**Exercise aim**: Every record that follows should be copied exactly. No picture belongs in the copy.

*** Block opens ***

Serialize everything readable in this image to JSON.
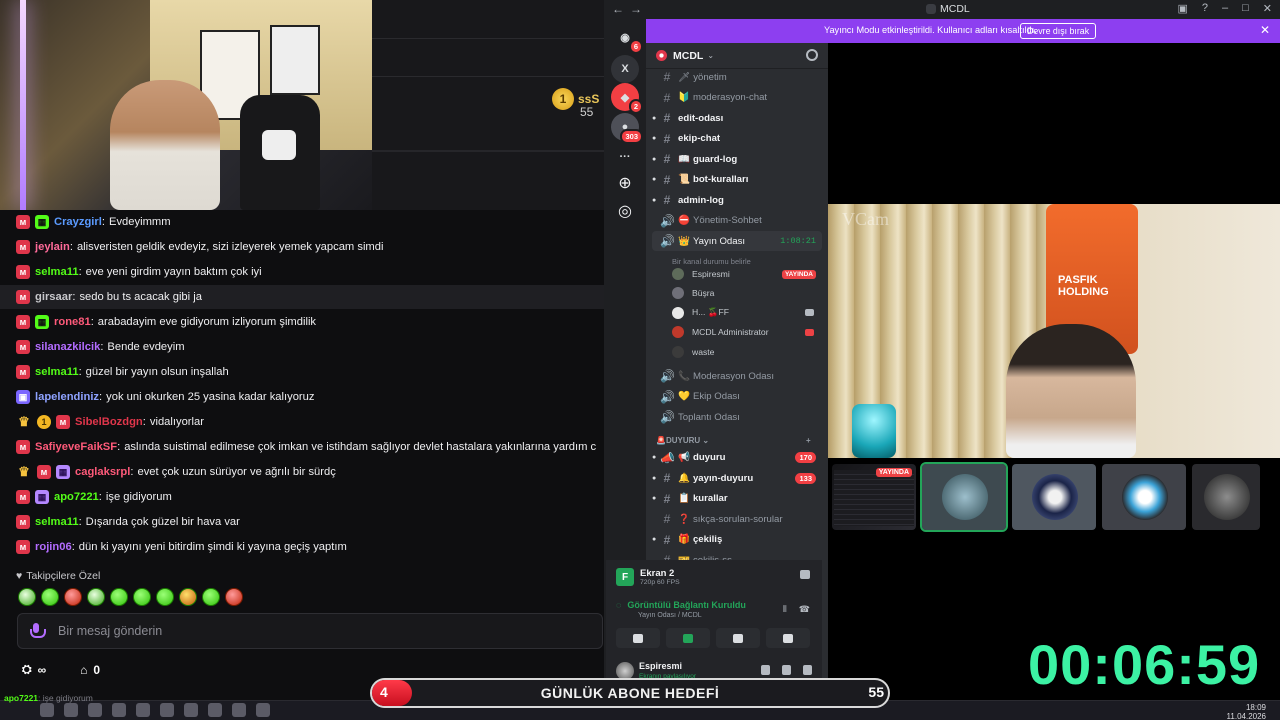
{
  "leaderboard": {
    "name": "ssS",
    "value": "55",
    "rank": "1"
  },
  "chat": {
    "messages": [
      {
        "badges": [
          "kick",
          "gift"
        ],
        "user": "Crayzgirl",
        "color": "#5b9bff",
        "text": "Evdeyimmm"
      },
      {
        "badges": [
          "kick"
        ],
        "user": "jeylain",
        "color": "#ff6b9a",
        "text": "alisveristen geldik evdeyiz, sizi izleyerek yemek yapcam simdi"
      },
      {
        "badges": [
          "kick"
        ],
        "user": "selma11",
        "color": "#53fc18",
        "text": "eve yeni girdim yayın baktım çok iyi"
      },
      {
        "badges": [
          "kick"
        ],
        "user": "girsaar",
        "color": "#c8c8cc",
        "text": "sedo bu ts acacak gibi ja"
      },
      {
        "badges": [
          "kick",
          "gift"
        ],
        "user": "rone81",
        "color": "#ff5a7a",
        "text": "arabadayim eve gidiyorum izliyorum şimdilik"
      },
      {
        "badges": [
          "kick"
        ],
        "user": "silanazkilcik",
        "color": "#b36cff",
        "text": "Bende evdeyim"
      },
      {
        "badges": [
          "kick"
        ],
        "user": "selma11",
        "color": "#53fc18",
        "text": "güzel bir yayın olsun inşallah"
      },
      {
        "badges": [
          "vip"
        ],
        "user": "lapelendiniz",
        "color": "#8ea2ff",
        "text": "yok uni okurken 25 yasina kadar kalıyoruz"
      },
      {
        "badges": [
          "crown",
          "one",
          "kick"
        ],
        "user": "SibelBozdgn",
        "color": "#e0364b",
        "text": "vidalıyorlar"
      },
      {
        "badges": [
          "kick"
        ],
        "user": "SafiyeveFaikSF",
        "color": "#ff5a7a",
        "text": "aslında suistimal edilmese çok imkan ve istihdam sağlıyor devlet hastalara yakınlarına yardım c"
      },
      {
        "badges": [
          "crown",
          "kick",
          "purple"
        ],
        "user": "caglaksrpl",
        "color": "#ff5a7a",
        "text": "evet çok uzun sürüyor ve ağrılı bir sürdç"
      },
      {
        "badges": [
          "kick",
          "purple"
        ],
        "user": "apo7221",
        "color": "#53fc18",
        "text": "işe gidiyorum"
      },
      {
        "badges": [
          "kick"
        ],
        "user": "selma11",
        "color": "#53fc18",
        "text": "Dışarıda çok güzel bir hava var"
      },
      {
        "badges": [
          "kick"
        ],
        "user": "rojin06",
        "color": "#b36cff",
        "text": "dün ki yayını yeni bitirdim şimdi ki yayına geçiş yaptım"
      }
    ],
    "follower_only": "Takipçilere Özel",
    "placeholder": "Bir mesaj gönderin",
    "stats": {
      "viewers": "∞",
      "count": "0"
    },
    "ticker": [
      {
        "user": "apo7221",
        "text": "işe gidiyorum"
      }
    ]
  },
  "discord": {
    "window_title": "MCDL",
    "banner_text": "Yayıncı Modu etkinleştirildi. Kullanıcı adları kısaltıldı.",
    "banner_button": "Devre dışı bırak",
    "server_name": "MCDL",
    "guild_badges": [
      "6",
      "2",
      "303"
    ],
    "channels": [
      {
        "name": "yönetim",
        "type": "text",
        "prefix": "🗡"
      },
      {
        "name": "moderasyon-chat",
        "type": "text",
        "prefix": "🔰"
      },
      {
        "name": "edit-odası",
        "type": "text",
        "unread": true
      },
      {
        "name": "ekip-chat",
        "type": "text",
        "unread": true
      },
      {
        "name": "guard-log",
        "type": "text",
        "unread": true,
        "prefix": "📖"
      },
      {
        "name": "bot-kuralları",
        "type": "text",
        "unread": true,
        "prefix": "📜"
      },
      {
        "name": "admin-log",
        "type": "text",
        "unread": true
      },
      {
        "name": "Yönetim-Sohbet",
        "type": "voice",
        "prefix": "⛔"
      }
    ],
    "live_channel": {
      "name": "Yayın Odası",
      "time": "1:08:21",
      "subtitle": "Bir kanal durumu belirle"
    },
    "voice_members": [
      {
        "name": "Espiresmi",
        "live": "YAYINDA"
      },
      {
        "name": "Büşra"
      },
      {
        "name": "H... 🍒FF"
      },
      {
        "name": "MCDL Administrator"
      },
      {
        "name": "waste"
      }
    ],
    "voice_channels": [
      {
        "name": "Moderasyon Odası",
        "prefix": "📞"
      },
      {
        "name": "Ekip Odası",
        "prefix": "💛"
      },
      {
        "name": "Toplantı Odası"
      }
    ],
    "category": "🚨DUYURU",
    "announce_channels": [
      {
        "name": "duyuru",
        "prefix": "📢",
        "count": "170",
        "unread": true
      },
      {
        "name": "yayın-duyuru",
        "prefix": "🔔",
        "count": "133",
        "unread": true
      },
      {
        "name": "kurallar",
        "prefix": "📋",
        "unread": true
      },
      {
        "name": "sıkça-sorulan-sorular",
        "prefix": "❓"
      },
      {
        "name": "çekiliş",
        "prefix": "🎁",
        "unread": true
      },
      {
        "name": "çekiliş-ss",
        "prefix": "🎫"
      }
    ],
    "screen_share": {
      "title": "Ekran 2",
      "quality": "720p 60 FPS"
    },
    "connection": {
      "status": "Görüntülü Bağlantı Kuruldu",
      "channel": "Yayın Odası / MCDL"
    },
    "user": {
      "name": "Espiresmi",
      "status": "Ekranın paylaşılıyor"
    },
    "video_overlay": "VCam",
    "jersey_text": "PASFIK HOLDING",
    "thumb_live": "YAYINDA"
  },
  "timer": "00:06:59",
  "goal": {
    "label": "GÜNLÜK ABONE HEDEFİ",
    "current": "4",
    "target": "55",
    "progress": 0.0727
  },
  "clock": {
    "time": "18:09",
    "date": "11.04.2026"
  }
}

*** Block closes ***

**Solution to the problem**:
Serialize everything readable in this image to JSON.
{
  "leaderboard": {
    "name": "ssS",
    "value": "55",
    "rank": "1"
  },
  "chat": {
    "messages": [
      {
        "badges": [
          "kick",
          "gift"
        ],
        "user": "Crayzgirl",
        "color": "#5b9bff",
        "text": "Evdeyimmm"
      },
      {
        "badges": [
          "kick"
        ],
        "user": "jeylain",
        "color": "#ff6b9a",
        "text": "alisveristen geldik evdeyiz, sizi izleyerek yemek yapcam simdi"
      },
      {
        "badges": [
          "kick"
        ],
        "user": "selma11",
        "color": "#53fc18",
        "text": "eve yeni girdim yayın baktım çok iyi"
      },
      {
        "badges": [
          "kick"
        ],
        "user": "girsaar",
        "color": "#c8c8cc",
        "text": "sedo bu ts acacak gibi ja"
      },
      {
        "badges": [
          "kick",
          "gift"
        ],
        "user": "rone81",
        "color": "#ff5a7a",
        "text": "arabadayim eve gidiyorum izliyorum şimdilik"
      },
      {
        "badges": [
          "kick"
        ],
        "user": "silanazkilcik",
        "color": "#b36cff",
        "text": "Bende evdeyim"
      },
      {
        "badges": [
          "kick"
        ],
        "user": "selma11",
        "color": "#53fc18",
        "text": "güzel bir yayın olsun inşallah"
      },
      {
        "badges": [
          "vip"
        ],
        "user": "lapelendiniz",
        "color": "#8ea2ff",
        "text": "yok uni okurken 25 yasina kadar kalıyoruz"
      },
      {
        "badges": [
          "crown",
          "one",
          "kick"
        ],
        "user": "SibelBozdgn",
        "color": "#e0364b",
        "text": "vidalıyorlar"
      },
      {
        "badges": [
          "kick"
        ],
        "user": "SafiyeveFaikSF",
        "color": "#ff5a7a",
        "text": "aslında suistimal edilmese çok imkan ve istihdam sağlıyor devlet hastalara yakınlarına yardım c"
      },
      {
        "badges": [
          "crown",
          "kick",
          "purple"
        ],
        "user": "caglaksrpl",
        "color": "#ff5a7a",
        "text": "evet çok uzun sürüyor ve ağrılı bir sürdç"
      },
      {
        "badges": [
          "kick",
          "purple"
        ],
        "user": "apo7221",
        "color": "#53fc18",
        "text": "işe gidiyorum"
      },
      {
        "badges": [
          "kick"
        ],
        "user": "selma11",
        "color": "#53fc18",
        "text": "Dışarıda çok güzel bir hava var"
      },
      {
        "badges": [
          "kick"
        ],
        "user": "rojin06",
        "color": "#b36cff",
        "text": "dün ki yayını yeni bitirdim şimdi ki yayına geçiş yaptım"
      }
    ],
    "follower_only": "Takipçilere Özel",
    "placeholder": "Bir mesaj gönderin",
    "stats": {
      "viewers": "∞",
      "count": "0"
    },
    "ticker": [
      {
        "user": "apo7221",
        "text": "işe gidiyorum"
      }
    ]
  },
  "discord": {
    "window_title": "MCDL",
    "banner_text": "Yayıncı Modu etkinleştirildi. Kullanıcı adları kısaltıldı.",
    "banner_button": "Devre dışı bırak",
    "server_name": "MCDL",
    "guild_badges": [
      "6",
      "2",
      "303"
    ],
    "channels": [
      {
        "name": "yönetim",
        "type": "text",
        "prefix": "🗡"
      },
      {
        "name": "moderasyon-chat",
        "type": "text",
        "prefix": "🔰"
      },
      {
        "name": "edit-odası",
        "type": "text",
        "unread": true
      },
      {
        "name": "ekip-chat",
        "type": "text",
        "unread": true
      },
      {
        "name": "guard-log",
        "type": "text",
        "unread": true,
        "prefix": "📖"
      },
      {
        "name": "bot-kuralları",
        "type": "text",
        "unread": true,
        "prefix": "📜"
      },
      {
        "name": "admin-log",
        "type": "text",
        "unread": true
      },
      {
        "name": "Yönetim-Sohbet",
        "type": "voice",
        "prefix": "⛔"
      }
    ],
    "live_channel": {
      "name": "Yayın Odası",
      "time": "1:08:21",
      "subtitle": "Bir kanal durumu belirle"
    },
    "voice_members": [
      {
        "name": "Espiresmi",
        "live": "YAYINDA"
      },
      {
        "name": "Büşra"
      },
      {
        "name": "H... 🍒FF"
      },
      {
        "name": "MCDL Administrator"
      },
      {
        "name": "waste"
      }
    ],
    "voice_channels": [
      {
        "name": "Moderasyon Odası",
        "prefix": "📞"
      },
      {
        "name": "Ekip Odası",
        "prefix": "💛"
      },
      {
        "name": "Toplantı Odası"
      }
    ],
    "category": "🚨DUYURU",
    "announce_channels": [
      {
        "name": "duyuru",
        "prefix": "📢",
        "count": "170",
        "unread": true
      },
      {
        "name": "yayın-duyuru",
        "prefix": "🔔",
        "count": "133",
        "unread": true
      },
      {
        "name": "kurallar",
        "prefix": "📋",
        "unread": true
      },
      {
        "name": "sıkça-sorulan-sorular",
        "prefix": "❓"
      },
      {
        "name": "çekiliş",
        "prefix": "🎁",
        "unread": true
      },
      {
        "name": "çekiliş-ss",
        "prefix": "🎫"
      }
    ],
    "screen_share": {
      "title": "Ekran 2",
      "quality": "720p 60 FPS"
    },
    "connection": {
      "status": "Görüntülü Bağlantı Kuruldu",
      "channel": "Yayın Odası / MCDL"
    },
    "user": {
      "name": "Espiresmi",
      "status": "Ekranın paylaşılıyor"
    },
    "video_overlay": "VCam",
    "jersey_text": "PASFIK HOLDING",
    "thumb_live": "YAYINDA"
  },
  "timer": "00:06:59",
  "goal": {
    "label": "GÜNLÜK ABONE HEDEFİ",
    "current": "4",
    "target": "55",
    "progress": 0.0727
  },
  "clock": {
    "time": "18:09",
    "date": "11.04.2026"
  }
}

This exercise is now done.